Sorry for the lousy photo - it was taken with what serves as a pretty good phone.
Bill Clinton closed the GPF
. As an unabashed liberal, I'll fess up to my bias right up front. I've missed having a President who can not only speak English, but do it well, think on his feet, and proudly admit that he's still learning. Again, my wireless dropped during the session so I am recreating this from notes. Check out fora.tv
for the video - next week some time.
He asked the audience the five questions he says he asks everyone. Here they are:
- What is the fundamental nature of the 21st century?
- Is this a good or a bad thing?
- What about it needs to change?
- What are the necessary steps to make those changes?
- Who needs to take those steps?
Then he answered them. Clinton thinks the fundamental nature of the 21st Century is interdependence - within and across communities, nations, religions, technologies, you name it.
Is this good or bad? Its both, he argued. Clearly, he said, pointing around to the Google campus, some have done extremely well in these times. But most have not benefited (he recited some extraordinary facts about global poverty, health insurance, hunger).
It is also bad because the current world is "unequal, unstable and unsustainable." On this last point he spoke not just of the threats of climate change but to a time where we will all live with the accumulated effects rapidly depleting resources matched with rapid population growth. Todays 6 billion humans will be 9 billion by 2050, yet we are depleting topsoil, forests, and other species at unprecedented rates. He quoted both pessimists and optimists on how much oil is left on the planet to be extracted, He averaged this toward the optimists, and noted that they put their best guess at about 100 years. Then he noted that the oldest city on earth, Jericho, is about 10,000 years old. So, he concluded, we have 1% of the full time of human civilization left to figure out how to live without oil.
What changes need to be made? Clinton described them as the need to create a set of integrated communities with empowered people. Every successful community shares three characteristics:
- Everyone in the community shares in the sense that they have full opportunity to participate to their fullest ability,
- everyone shares responsibility for the endeavor, and
- everyone has a genuine sense of belonging.

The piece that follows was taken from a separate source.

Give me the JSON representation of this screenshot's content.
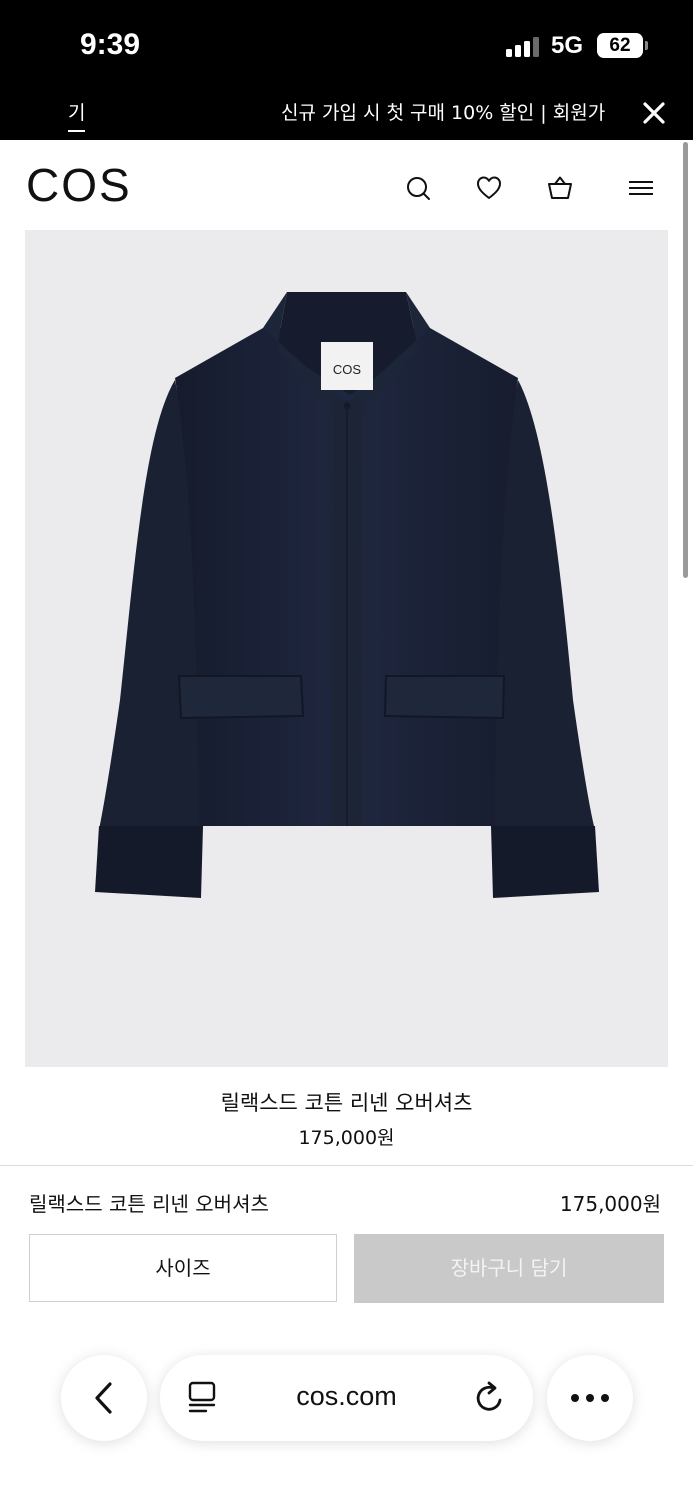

(Here, President Clinton sidetracked for a moment to recommend Amartya Sen'
s work on identity and violence, and I got the sense that what he would really enjoy would be leading a graduate seminar on the economist's work.)
He then went on to discuss the practical implications of the above framework, "In an integrated society it is impossible to kill, jail or occupy everyone who disagrees with you. You need to practice politics and build partnerships."
The good news, he said, answering his fourth question, is that we know how to do this - we know how to practice politics, use diplomacy, and build more partnerships. We know that government has a role. We know that humanitarian NGOs have a role. And - paean to the assembled crowd - that individuals and business and philanthropic leaders have a role. We know how to educate people, how to provide health care, how to farm and produce, and how to thrive and grow our economies without depleting our energy sources.
Who then, should do this work, asked the President. All of us. Private citizens have more power now than ever to make a difference. No one should wait for someone else to do it. Here, his call to action took a notable turn away from that of his oft-identified idol, President Kennedy. Kennedy has urged us to "ask not what your country can do for you, ask what you can do for your country," and galvanized a generation dedicated to public service, the creation of the peace corps, and other notable public citizen actions.
Clinton, on the other hand, emphasized the private citizen/organization's capacity to make change. He spoke of his own foundation's work organizing markets for public goods - helping to shift pharmaceutical prices and access, negotiating deals that shifted companies from "high margin, low volume, uncertain payment" to "low margin, high volume, and certain payment." This brought the price of drugs to fight HIV and AIDS down by factors of 5, 6 and 7 in various parts of the world. The challenge now - to organize the markets of other public goods, including limited carbon use, education, and food. Even when asked what he might do if he gets a "do-over" as America's first man, he promoted the role he would play in partnering with the private and independent sector.
I left President Clinton's speech, and the GPF, inspired and full of new information. The idea of organizing markets for public good, which I championed in my 2004 book
; the role of business practices in philanthropy, the blending of sectors, and the rise of social entrepreneurs and more rational capital markets are critical ideas. The folks at this conference clearly believe them, are practicing them, and advancing our knowledge and thinking about how to solve real problems (using all available tools).
I have to admit, I wonder if we can go too far in this direction. President Clinton was exhorting this generation to ask a fundamentally different question than President Kennedy had; at this point in time it would have to framed as, "Ask not what the globe can do for you; ask what you can do for the globe."
But the answers we come up with can not only come from the private and independent sector, we must not expect that philanthropy and social enterprise will solve the problems that our governments have failed to solve. Yes, they must be grown, recognized, and actively involved. But we must develop those resources and engage our governments, our public agencies, and our elected representatives. All three sectors must be contribute -all three sectors must be part of our "integrated society." That is my answer to President Clinton's 5th question.